◆ RECORDS PROVIDED ◆
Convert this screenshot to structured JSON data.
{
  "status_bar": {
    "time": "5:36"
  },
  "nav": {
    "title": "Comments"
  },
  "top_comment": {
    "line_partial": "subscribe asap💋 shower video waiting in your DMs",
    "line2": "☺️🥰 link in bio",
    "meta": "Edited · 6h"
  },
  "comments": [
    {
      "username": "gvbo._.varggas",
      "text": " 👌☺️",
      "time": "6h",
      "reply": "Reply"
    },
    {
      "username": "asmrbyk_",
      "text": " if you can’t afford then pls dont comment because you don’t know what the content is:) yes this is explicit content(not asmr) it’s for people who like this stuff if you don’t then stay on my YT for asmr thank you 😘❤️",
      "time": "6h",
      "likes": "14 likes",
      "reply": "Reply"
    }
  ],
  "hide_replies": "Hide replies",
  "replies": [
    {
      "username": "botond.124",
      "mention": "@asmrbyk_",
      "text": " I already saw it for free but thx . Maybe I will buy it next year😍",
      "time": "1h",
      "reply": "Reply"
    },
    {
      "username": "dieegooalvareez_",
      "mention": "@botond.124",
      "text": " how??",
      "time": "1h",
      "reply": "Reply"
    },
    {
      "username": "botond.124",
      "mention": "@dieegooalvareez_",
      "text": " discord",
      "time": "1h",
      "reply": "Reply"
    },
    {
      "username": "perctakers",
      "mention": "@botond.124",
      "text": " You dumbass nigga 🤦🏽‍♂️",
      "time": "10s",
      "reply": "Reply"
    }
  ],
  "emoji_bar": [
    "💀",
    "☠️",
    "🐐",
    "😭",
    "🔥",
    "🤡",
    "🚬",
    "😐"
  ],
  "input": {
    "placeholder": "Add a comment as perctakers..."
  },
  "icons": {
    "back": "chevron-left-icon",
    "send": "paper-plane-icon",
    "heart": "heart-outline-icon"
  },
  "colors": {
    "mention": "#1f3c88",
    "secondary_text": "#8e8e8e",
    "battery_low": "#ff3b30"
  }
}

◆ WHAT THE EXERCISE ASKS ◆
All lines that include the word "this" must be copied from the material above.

◆ EXERCISE SOLUTION ◆
Convert this screenshot to structured JSON data.
      "text": " if you can’t afford then pls dont comment because you don’t know what the content is:) yes this is explicit content(not asmr) it’s for people who like this stuff if you don’t then stay on my YT for asmr thank you 😘❤️",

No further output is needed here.